Temperament A breed of quiet elegance, the borzoi exemplifies the well-mannered house dog. Outdoors, it races with wild abandon, and it will chase any small animal that runs. It is independent but very sensitive. Although generally good with children, it may not be playful enough to satisfy some children. Some can be timid. It is reserved with strangers.
Upkeep The borzoi needs the chance to exert itself daily. Although a long walk can satisfy most of its needs, it should be combined with a sprint in a large safe area. The coat, which is characteristically fuller on males, needs brushing or combing two or three times a week; at times it sheds a lot. Borzois can live outdoors in temperate climates as long as they have soft bedding and good shelter, but most do best as house dogs with access to a yard.
Major concerns: gastric torsion
Minor concerns: none
Occasionally seen: none
Suggested tests: none
Life span: 10 12 years
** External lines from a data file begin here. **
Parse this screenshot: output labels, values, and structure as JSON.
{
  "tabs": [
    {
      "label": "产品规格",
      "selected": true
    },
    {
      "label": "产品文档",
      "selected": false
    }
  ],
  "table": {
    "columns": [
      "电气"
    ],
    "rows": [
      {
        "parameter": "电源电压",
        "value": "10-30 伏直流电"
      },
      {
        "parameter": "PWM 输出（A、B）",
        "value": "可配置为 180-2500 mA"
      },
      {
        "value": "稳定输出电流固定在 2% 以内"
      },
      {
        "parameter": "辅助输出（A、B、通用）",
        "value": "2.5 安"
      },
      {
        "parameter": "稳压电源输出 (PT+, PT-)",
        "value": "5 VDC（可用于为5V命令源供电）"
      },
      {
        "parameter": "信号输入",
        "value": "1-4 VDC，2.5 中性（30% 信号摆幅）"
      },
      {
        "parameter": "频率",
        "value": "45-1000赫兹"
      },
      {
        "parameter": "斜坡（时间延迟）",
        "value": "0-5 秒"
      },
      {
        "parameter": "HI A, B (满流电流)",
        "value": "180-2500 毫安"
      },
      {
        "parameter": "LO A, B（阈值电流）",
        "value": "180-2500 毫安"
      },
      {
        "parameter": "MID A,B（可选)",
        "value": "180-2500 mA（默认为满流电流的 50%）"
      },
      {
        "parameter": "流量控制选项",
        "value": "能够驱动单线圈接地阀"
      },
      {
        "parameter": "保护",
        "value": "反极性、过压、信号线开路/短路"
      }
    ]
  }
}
Note: sensitive to anesthesia
Form and Function The borzoi is a running hound capable of hunting large, fierce game in a very cold climate. As such, it retains the greyhound build necessary for running at great speed, but it is larger and stronger than the greyhound. Its jaws should be strong enough to hold down a wolf. The long, silky coat, which can be either flat, wavy or rather curly, provides protection against cold weather and snow. Borzois should possess elegance and grace, with flowing lines, whether standing or moving.